maybe in the end we are all in agreement and I am just frustrated that these kinds of good develeopments are so little so late and are really only tinkering at the edges. I have children that are more or less adults now and I am ashamed of what we are leaving them…
Thank you for caring.
However, I believe you are reasoning by the drama of the situation. I am trying to reason by the numbers.
One of the best books on sustainability is call Whole Earth Discipline, by the great Stewart Brand himself. He makes a strong case that dense cities are in fact very environmentally sustainable.
They take up less land, produce less waste, and use less water and energy per capita than the equivalent rural situations. And the birthrates are lower!
Most importantly, the rural country is emptying out, and cities will not be repealed. Earthquakes, tsunami’s, nuclear bombs have not eliminated cities. It is a reality, and luckily, it’s a good one.
Yes I take your point that urbanisation is the one thing which longer term will reign in populations growth..
OK so numbers rather than emotions…
Yes the statistics show that as people move into urban/city environments birth rates are falling….though this is largely due to improved child mortality..why becuase the city/urban ‘scape is the place where services that deliver improved child mortality can be delivered more efficiently becuase the people are packed more closely together.

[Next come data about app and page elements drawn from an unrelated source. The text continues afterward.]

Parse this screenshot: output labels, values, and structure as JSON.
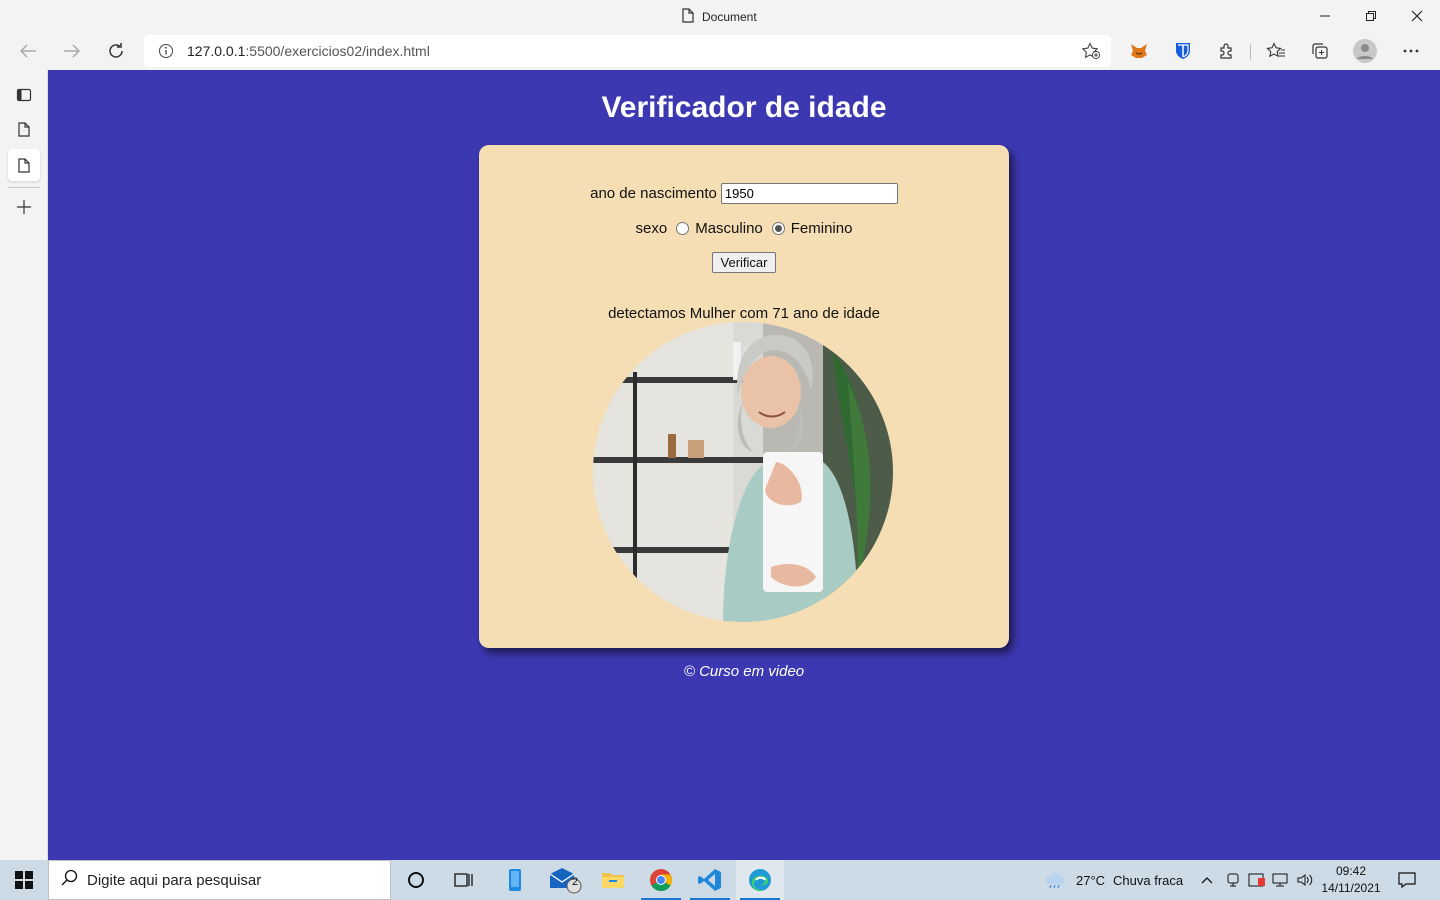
{
  "browser": {
    "window_title": "Document",
    "address_host": "127.0.0.1",
    "address_rest": ":5500/exercicios02/index.html"
  },
  "page": {
    "heading": "Verificador de idade",
    "birth_label": "ano de nascimento",
    "birth_value": "1950",
    "sex_label": "sexo",
    "option_male": "Masculino",
    "option_female": "Feminino",
    "selected_option": "Feminino",
    "verify_button": "Verificar",
    "result_text": "detectamos Mulher com 71 ano de idade",
    "footer": "© Curso em video",
    "background_color": "#3c38b1",
    "card_color": "#f5deb3"
  },
  "taskbar": {
    "search_placeholder": "Digite aqui para pesquisar",
    "mail_badge": "2",
    "temperature": "27°C",
    "weather": "Chuva fraca",
    "time": "09:42",
    "date": "14/11/2021"
  },
  "icons": [
    "document-icon",
    "minimize-icon",
    "restore-icon",
    "close-icon",
    "back-icon",
    "forward-icon",
    "refresh-icon",
    "info-icon",
    "favorite-add-icon",
    "metamask-icon",
    "bitwarden-icon",
    "extensions-icon",
    "favorites-icon",
    "collections-icon",
    "profile-icon",
    "more-icon",
    "tab-actions-icon",
    "tab-page-icon",
    "new-tab-icon",
    "windows-start-icon",
    "search-icon",
    "cortana-icon",
    "task-view-icon",
    "weather-icon"
  ]
}
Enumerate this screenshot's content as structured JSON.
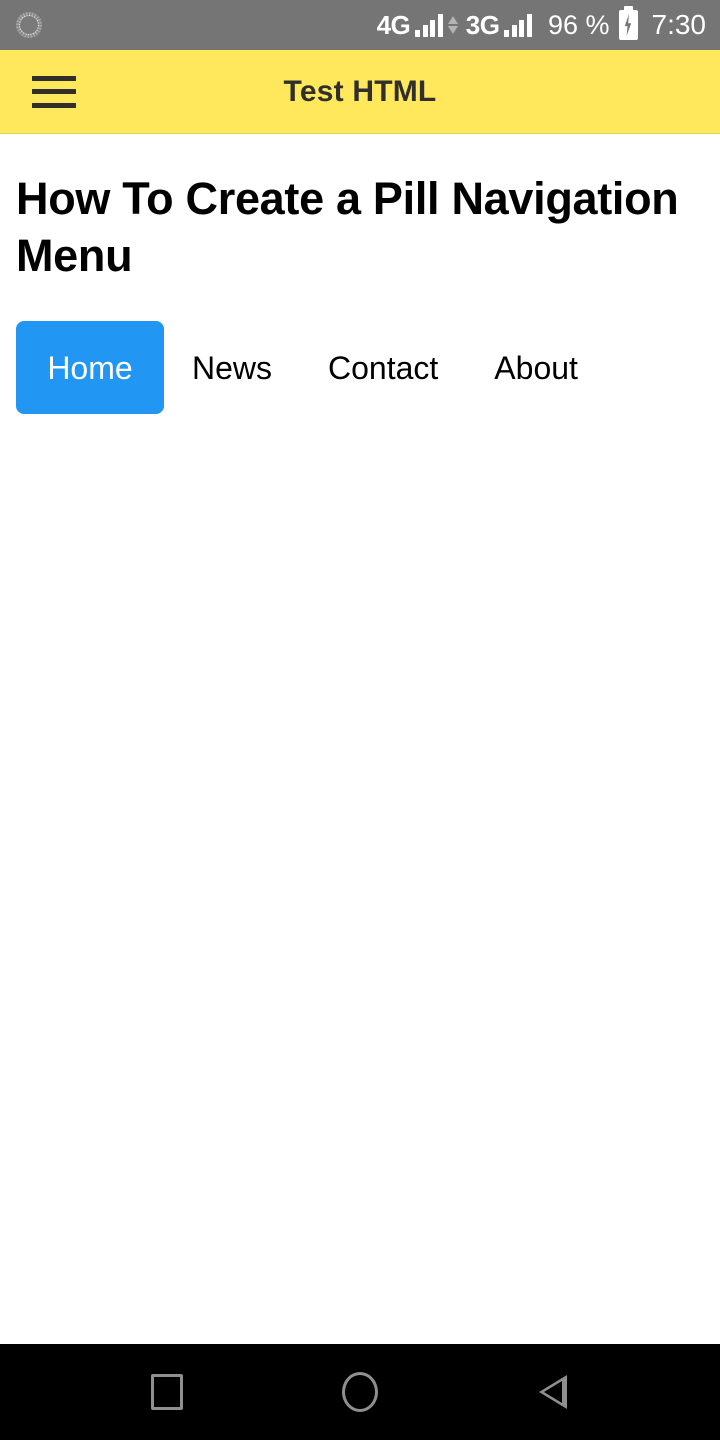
{
  "status_bar": {
    "background_color": "#757575",
    "left_icon": "spinner-icon",
    "networks": [
      {
        "label": "4G",
        "signal_bars": 4
      },
      {
        "label": "3G",
        "signal_bars": 4
      }
    ],
    "data_activity_icon": "data-transfer-arrows-icon",
    "battery_percent": "96 %",
    "battery_icon": "battery-charging-icon",
    "clock": "7:30"
  },
  "app_bar": {
    "background_color": "#FFE85C",
    "menu_icon": "hamburger-menu-icon",
    "title": "Test HTML",
    "title_color": "#302F2C"
  },
  "content": {
    "heading": "How To Create a Pill Navigation Menu",
    "pill_nav": {
      "active_color": "#2196F3",
      "active_text_color": "#FFFFFF",
      "items": [
        {
          "label": "Home",
          "active": true
        },
        {
          "label": "News",
          "active": false
        },
        {
          "label": "Contact",
          "active": false
        },
        {
          "label": "About",
          "active": false
        }
      ]
    }
  },
  "navigation_bar": {
    "background_color": "#000000",
    "icon_color": "#8F8F8F",
    "buttons": [
      {
        "name": "recents",
        "icon": "square-icon"
      },
      {
        "name": "home",
        "icon": "circle-icon"
      },
      {
        "name": "back",
        "icon": "triangle-left-icon"
      }
    ]
  }
}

This is why cities work -population density- so yes in many ways they are more efficient and it is easier to sell most things there, so that helps the economy. But that does not mean that they are in the least bit green..yet. Cities are built out of resources and they continually get built and rebuild, generation after generation – they depend upon all kinds of resources being taken from the wider environment – and as majority of this is done by capitalism it all has be done on an ever growing scale, it is not sustainable.
But this measure of efficiency is all based upon centralised grid scale economics not localism- nothing human.
Ignoring the massive human cost of packing us together so densely ( emotions) the numbers mean you have to work to improve the cities because that is where everybody is. Yes all power to anyone trying to do that but my original reactions still stands..you can’t eulogise about cities as they are now,they are broadly based on steel, concrete, internal combustion engines, consumer goods, electric power from non renewable
all unsustainable- that is why things like lightsail need to work..but please don’t make out we are anywhere near where we should be yet – even in an attempt to promote good work that tries to move things in the right direction.
I look forward to a time when I as an individual or perhaps a group of neighbours I can impliment lightsail technolgy at a local level and get off grid rather than it being implimentated at a grid level by the grid companies to profit from. Then maybe I will be able to afford to live in a less densely popuated place and have a better quality of life.
Globally, we have just past the point where most of humanity now dwells in cities. Yet, very few city dwellers have any influence on the urban landscape in which they dwell.
Cities are complex organisms that grow and develop influenced by many factors and feedback loops. The advent of the automobile had significant influence on city growth, notably in post WWII North America. It is hard to imagine living in a city like Los Angeles without a car, yet it is easy to do so in a city like Berlin which maintained its myriad layers of public transit and bike paths.
Schewel’s work is interesting in that. like the banding of birds, she has studied the actual migratory paths of cars. Moving beyond knowing when stretches of freeway get jammed, her data can provide insight into public transit and possible reshaping of the work/live structure of cities as they evolve. Important in an urban centric future as energy costs rise and efficient sensible life considerations are pursued.